What you have to do: The listing needs restating word for word.

━━━━━━━━

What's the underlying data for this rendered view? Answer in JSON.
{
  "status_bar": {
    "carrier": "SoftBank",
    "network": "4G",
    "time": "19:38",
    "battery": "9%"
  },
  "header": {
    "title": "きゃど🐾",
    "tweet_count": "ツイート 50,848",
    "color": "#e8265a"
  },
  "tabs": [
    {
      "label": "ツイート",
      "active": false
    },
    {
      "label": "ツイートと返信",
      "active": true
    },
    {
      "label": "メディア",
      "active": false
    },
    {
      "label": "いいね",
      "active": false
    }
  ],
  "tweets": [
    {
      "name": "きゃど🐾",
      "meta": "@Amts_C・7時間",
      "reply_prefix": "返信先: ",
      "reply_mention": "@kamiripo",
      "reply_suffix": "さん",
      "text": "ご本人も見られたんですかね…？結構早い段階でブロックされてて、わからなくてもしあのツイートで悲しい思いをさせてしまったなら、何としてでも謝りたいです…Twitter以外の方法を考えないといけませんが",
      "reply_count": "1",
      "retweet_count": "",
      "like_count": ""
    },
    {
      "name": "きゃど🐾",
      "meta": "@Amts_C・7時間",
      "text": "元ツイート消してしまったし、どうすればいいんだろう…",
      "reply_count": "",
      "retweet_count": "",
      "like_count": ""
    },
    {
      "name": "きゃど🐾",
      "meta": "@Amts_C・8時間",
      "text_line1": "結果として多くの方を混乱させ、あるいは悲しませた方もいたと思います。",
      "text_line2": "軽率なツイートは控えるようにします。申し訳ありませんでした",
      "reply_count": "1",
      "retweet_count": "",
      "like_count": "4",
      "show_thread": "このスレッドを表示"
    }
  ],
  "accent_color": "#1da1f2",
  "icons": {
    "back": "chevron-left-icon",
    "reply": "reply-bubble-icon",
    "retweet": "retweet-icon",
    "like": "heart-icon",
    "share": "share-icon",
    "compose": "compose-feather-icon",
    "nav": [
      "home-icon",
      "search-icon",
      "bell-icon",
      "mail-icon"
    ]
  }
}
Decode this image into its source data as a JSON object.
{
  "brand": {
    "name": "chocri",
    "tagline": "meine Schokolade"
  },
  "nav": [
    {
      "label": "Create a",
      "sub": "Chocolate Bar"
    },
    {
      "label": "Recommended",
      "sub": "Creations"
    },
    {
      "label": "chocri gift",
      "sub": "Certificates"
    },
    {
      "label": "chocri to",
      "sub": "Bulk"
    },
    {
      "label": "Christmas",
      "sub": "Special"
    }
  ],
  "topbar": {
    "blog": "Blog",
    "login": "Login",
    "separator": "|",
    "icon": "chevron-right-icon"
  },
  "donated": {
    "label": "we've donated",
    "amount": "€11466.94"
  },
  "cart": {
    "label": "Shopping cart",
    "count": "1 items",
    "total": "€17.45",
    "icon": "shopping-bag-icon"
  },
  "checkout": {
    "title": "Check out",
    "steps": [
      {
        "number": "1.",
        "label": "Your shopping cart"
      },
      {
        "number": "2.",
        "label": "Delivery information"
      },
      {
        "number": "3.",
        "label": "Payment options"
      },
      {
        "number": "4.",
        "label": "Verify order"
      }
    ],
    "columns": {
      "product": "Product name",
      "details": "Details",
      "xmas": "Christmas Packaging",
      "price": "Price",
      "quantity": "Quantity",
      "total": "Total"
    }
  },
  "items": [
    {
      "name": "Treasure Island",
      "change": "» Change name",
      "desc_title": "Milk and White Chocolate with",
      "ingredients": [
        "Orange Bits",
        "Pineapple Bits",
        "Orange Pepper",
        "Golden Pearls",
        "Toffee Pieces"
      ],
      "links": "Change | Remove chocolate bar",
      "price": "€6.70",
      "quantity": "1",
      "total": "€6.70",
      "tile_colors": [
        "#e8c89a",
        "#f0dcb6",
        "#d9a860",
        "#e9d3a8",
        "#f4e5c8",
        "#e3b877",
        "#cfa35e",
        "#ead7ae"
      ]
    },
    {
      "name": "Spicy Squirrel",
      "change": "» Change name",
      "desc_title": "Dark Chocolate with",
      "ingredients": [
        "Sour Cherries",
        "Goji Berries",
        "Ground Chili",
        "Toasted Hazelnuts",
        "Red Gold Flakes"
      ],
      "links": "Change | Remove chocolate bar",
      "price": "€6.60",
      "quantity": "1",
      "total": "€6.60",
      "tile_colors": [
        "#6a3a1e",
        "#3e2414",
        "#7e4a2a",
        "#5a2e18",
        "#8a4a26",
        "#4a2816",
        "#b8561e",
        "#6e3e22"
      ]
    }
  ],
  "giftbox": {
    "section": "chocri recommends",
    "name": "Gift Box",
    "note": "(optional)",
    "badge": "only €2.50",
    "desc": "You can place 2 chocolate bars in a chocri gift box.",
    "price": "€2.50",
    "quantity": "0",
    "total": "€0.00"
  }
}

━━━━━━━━

Task output:
What's the underlying data for this rendered view? Answer in JSON.
{
  "status_bar": {
    "carrier": "SoftBank",
    "network": "4G",
    "time": "19:38",
    "battery": "9%"
  },
  "header": {
    "title": "きゃど🐾",
    "tweet_count": "ツイート 50,848",
    "color": "#e8265a"
  },
  "tabs": [
    {
      "label": "ツイート",
      "active": false
    },
    {
      "label": "ツイートと返信",
      "active": true
    },
    {
      "label": "メディア",
      "active": false
    },
    {
      "label": "いいね",
      "active": false
    }
  ],
  "tweets": [
    {
      "name": "きゃど🐾",
      "meta": "@Amts_C・7時間",
      "reply_prefix": "返信先: ",
      "reply_mention": "@kamiripo",
      "reply_suffix": "さん",
      "text": "ご本人も見られたんですかね…？結構早い段階でブロックされてて、わからなくてもしあのツイートで悲しい思いをさせてしまったなら、何としてでも謝りたいです…Twitter以外の方法を考えないといけませんが",
      "reply_count": "1",
      "retweet_count": "",
      "like_count": ""
    },
    {
      "name": "きゃど🐾",
      "meta": "@Amts_C・7時間",
      "text": "元ツイート消してしまったし、どうすればいいんだろう…",
      "reply_count": "",
      "retweet_count": "",
      "like_count": ""
    },
    {
      "name": "きゃど🐾",
      "meta": "@Amts_C・8時間",
      "text_line1": "結果として多くの方を混乱させ、あるいは悲しませた方もいたと思います。",
      "text_line2": "軽率なツイートは控えるようにします。申し訳ありませんでした",
      "reply_count": "1",
      "retweet_count": "",
      "like_count": "4",
      "show_thread": "このスレッドを表示"
    }
  ],
  "accent_color": "#1da1f2",
  "icons": {
    "back": "chevron-left-icon",
    "reply": "reply-bubble-icon",
    "retweet": "retweet-icon",
    "like": "heart-icon",
    "share": "share-icon",
    "compose": "compose-feather-icon",
    "nav": [
      "home-icon",
      "search-icon",
      "bell-icon",
      "mail-icon"
    ]
  }
}
Decode this image into its source data as a JSON object.
{
  "brand": {
    "name": "chocri",
    "tagline": "meine Schokolade"
  },
  "nav": [
    {
      "label": "Create a",
      "sub": "Chocolate Bar"
    },
    {
      "label": "Recommended",
      "sub": "Creations"
    },
    {
      "label": "chocri gift",
      "sub": "Certificates"
    },
    {
      "label": "chocri to",
      "sub": "Bulk"
    },
    {
      "label": "Christmas",
      "sub": "Special"
    }
  ],
  "topbar": {
    "blog": "Blog",
    "login": "Login",
    "separator": "|",
    "icon": "chevron-right-icon"
  },
  "donated": {
    "label": "we've donated",
    "amount": "€11466.94"
  },
  "cart": {
    "label": "Shopping cart",
    "count": "1 items",
    "total": "€17.45",
    "icon": "shopping-bag-icon"
  },
  "checkout": {
    "title": "Check out",
    "steps": [
      {
        "number": "1.",
        "label": "Your shopping cart"
      },
      {
        "number": "2.",
        "label": "Delivery information"
      },
      {
        "number": "3.",
        "label": "Payment options"
      },
      {
        "number": "4.",
        "label": "Verify order"
      }
    ],
    "columns": {
      "product": "Product name",
      "details": "Details",
      "xmas": "Christmas Packaging",
      "price": "Price",
      "quantity": "Quantity",
      "total": "Total"
    }
  },
  "items": [
    {
      "name": "Treasure Island",
      "change": "» Change name",
      "desc_title": "Milk and White Chocolate with",
      "ingredients": [
        "Orange Bits",
        "Pineapple Bits",
        "Orange Pepper",
        "Golden Pearls",
        "Toffee Pieces"
      ],
      "links": "Change | Remove chocolate bar",
      "price": "€6.70",
      "quantity": "1",
      "total": "€6.70",
      "tile_colors": [
        "#e8c89a",
        "#f0dcb6",
        "#d9a860",
        "#e9d3a8",
        "#f4e5c8",
        "#e3b877",
        "#cfa35e",
        "#ead7ae"
      ]
    },
    {
      "name": "Spicy Squirrel",
      "change": "» Change name",
      "desc_title": "Dark Chocolate with",
      "ingredients": [
        "Sour Cherries",
        "Goji Berries",
        "Ground Chili",
        "Toasted Hazelnuts",
        "Red Gold Flakes"
      ],
      "links": "Change | Remove chocolate bar",
      "price": "€6.60",
      "quantity": "1",
      "total": "€6.60",
      "tile_colors": [
        "#6a3a1e",
        "#3e2414",
        "#7e4a2a",
        "#5a2e18",
        "#8a4a26",
        "#4a2816",
        "#b8561e",
        "#6e3e22"
      ]
    }
  ],
  "giftbox": {
    "section": "chocri recommends",
    "name": "Gift Box",
    "note": "(optional)",
    "badge": "only €2.50",
    "desc": "You can place 2 chocolate bars in a chocri gift box.",
    "price": "€2.50",
    "quantity": "0",
    "total": "€0.00"
  }
}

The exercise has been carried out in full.